Choosing a Sportsbook


A sportsbook is a place where people can make bets on sporting events. Most of the time, these are legal businesses and some even have a license to operate. But you should be careful as there are also illegal ones out there. Choosing the best online sportsbook for you will require some research. This includes looking at the odds offered and comparing them with other sites. It’s also important to choose one that accepts your preferred payment methods. This will ensure that you can deposit and withdraw funds quickly.

The best sportsbooks have high standards for customer service and payouts. They also offer a variety of betting options, including live in-game betting. These features help to increase bets and overall profits for the site. Some of these websites may even offer bonuses for new customers. Using these bonuses is a great way to try out the sportsbook before you decide to place any real money bets.

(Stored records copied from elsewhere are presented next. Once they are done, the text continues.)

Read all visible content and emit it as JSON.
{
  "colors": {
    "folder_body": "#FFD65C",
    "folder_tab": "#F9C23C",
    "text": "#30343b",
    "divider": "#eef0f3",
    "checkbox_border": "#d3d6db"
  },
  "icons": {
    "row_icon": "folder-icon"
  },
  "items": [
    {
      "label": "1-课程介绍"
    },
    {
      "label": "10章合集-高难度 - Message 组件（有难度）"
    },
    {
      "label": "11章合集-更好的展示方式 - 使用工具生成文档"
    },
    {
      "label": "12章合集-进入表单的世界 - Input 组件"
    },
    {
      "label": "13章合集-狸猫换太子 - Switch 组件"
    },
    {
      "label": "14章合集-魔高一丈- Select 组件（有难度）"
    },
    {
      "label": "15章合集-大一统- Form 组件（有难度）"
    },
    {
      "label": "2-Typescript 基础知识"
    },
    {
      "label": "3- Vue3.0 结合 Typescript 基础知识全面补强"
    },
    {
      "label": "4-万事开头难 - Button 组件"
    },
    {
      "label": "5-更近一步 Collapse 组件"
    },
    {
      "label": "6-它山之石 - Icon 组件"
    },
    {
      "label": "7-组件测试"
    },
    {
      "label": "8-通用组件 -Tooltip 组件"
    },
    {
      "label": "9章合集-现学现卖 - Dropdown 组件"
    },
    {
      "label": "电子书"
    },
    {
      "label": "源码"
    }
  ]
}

In the United States, many states have made it legal to place a bet at a sportsbook. However, some places still do not allow it. Despite this, the sportsbook industry is expanding rapidly. Some of the most popular sportsbooks are located in Las Vegas, where gambling is legal and there are plenty of opportunities for sports betting.

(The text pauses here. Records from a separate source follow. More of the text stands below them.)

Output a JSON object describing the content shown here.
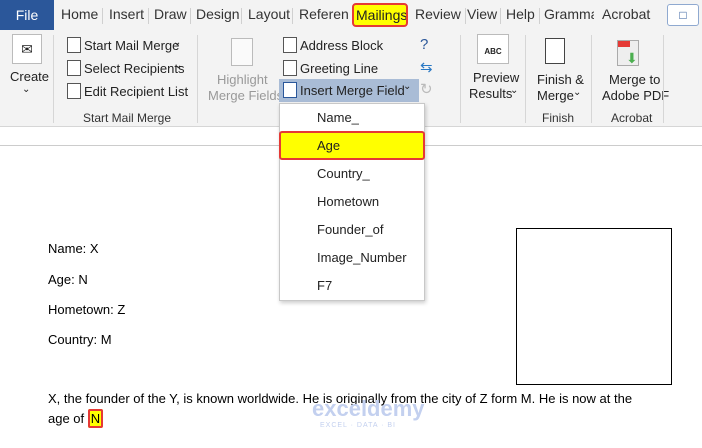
{
  "tabs": {
    "file": "File",
    "items": [
      "Home",
      "Insert",
      "Draw",
      "Design",
      "Layout",
      "Referenc",
      "Mailings",
      "Review",
      "View",
      "Help",
      "Gramma",
      "Acrobat"
    ]
  },
  "ribbon": {
    "create": "Create",
    "start_mail_merge": "Start Mail Merge",
    "select_recipients": "Select Recipients",
    "edit_recipient_list": "Edit Recipient List",
    "group_start": "Start Mail Merge",
    "highlight1": "Highlight",
    "highlight2": "Merge Fields",
    "address_block": "Address Block",
    "greeting_line": "Greeting Line",
    "insert_merge_field": "Insert Merge Field",
    "preview1": "Preview",
    "preview2": "Results",
    "preview_icon_text": "ABC",
    "finish1": "Finish &",
    "finish2": "Merge",
    "group_finish": "Finish",
    "adobe1": "Merge to",
    "adobe2": "Adobe PDF",
    "group_acrobat": "Acrobat"
  },
  "dropdown": {
    "items": [
      "Name_",
      "Age",
      "Country_",
      "Hometown",
      "Founder_of",
      "Image_Number",
      "F7"
    ],
    "selected": "Age"
  },
  "document": {
    "lines": [
      "Name: X",
      "Age: N",
      "Hometown: Z",
      "Country: M"
    ],
    "paragraph1": "X, the founder of the Y, is known worldwide. He is originally from the city of Z form M. He is now at the",
    "paragraph2_prefix": "age of ",
    "field": "N"
  },
  "watermark": {
    "name": "exceldemy",
    "tagline": "EXCEL · DATA · BI"
  }
}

If you’re interested in betting on sports, the first thing you need to do is find a good sportsbook. Most of them accept bets on all major sporting events. Some even have special sections for smaller events such as MMA or tennis. In addition, some of them accept bets on fantasy sports. The majority of these sportsbooks accept credit cards and other popular banking methods.

Another important factor to consider when selecting a sportsbook is its reputation. This can be determined by reading independent/nonpartisan reviews from reputable sources. You should also look at how the sportsbook treats its customers and whether it has a secure website. You should also check if the sportsbook has a solid history of paying out winning bets and whether it offers competitive odds and lines.

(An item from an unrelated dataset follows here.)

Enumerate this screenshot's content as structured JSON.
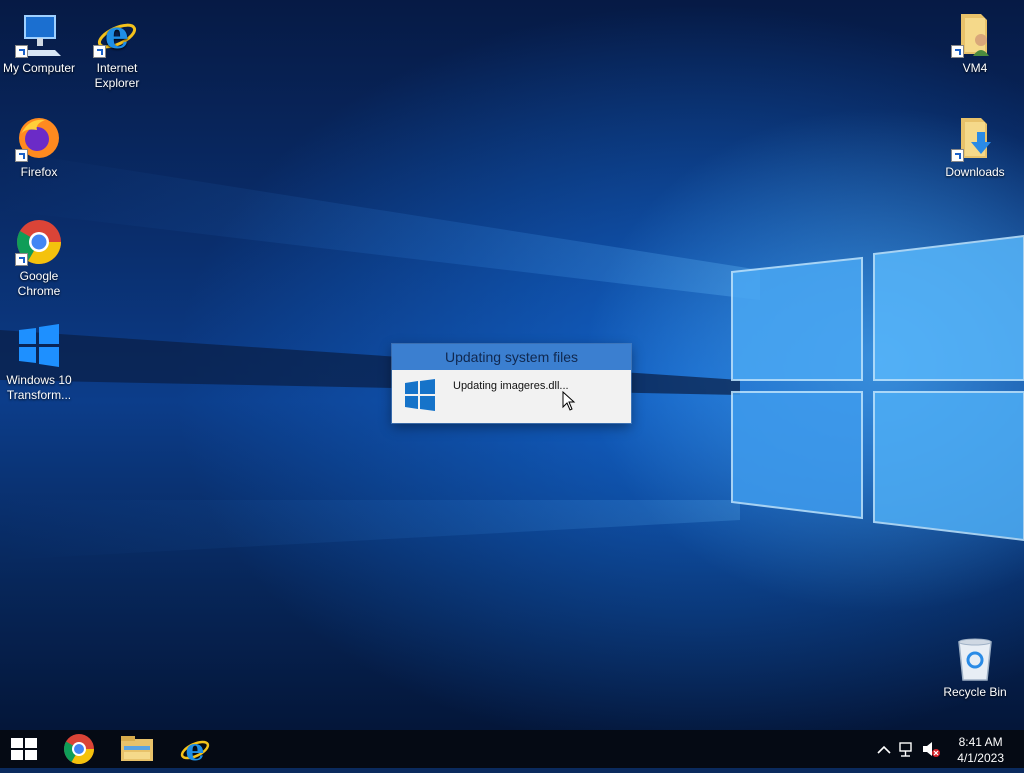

Sportsbooks earn their money by setting the odds of a particular event so that they will guarantee themselves a profit in the long run. This is why it’s so important to know your sports and understand the basic laws of probability. You can then bet smartly and maximize your profits.

Most sportsbooks will offer a variety of bets, including totals and spreads. These bets involve predicting whether two teams will combine for more (Over) or fewer (Under) runs/goals/points than the total amount posted by the sportsbook. For example, if you’re betting on the Los Angeles Rams and Seattle Seahawks, and you expect a defensive slugfest, then you should bet on the Over.

Betting volume at sportsbooks varies throughout the year. The biggest spikes occur during the major sports’ seasons, when more bettors are interested in those sports. But even sports that don’t have a set season can create peaks at a sportsbook, as fans get more invested in specific matchups.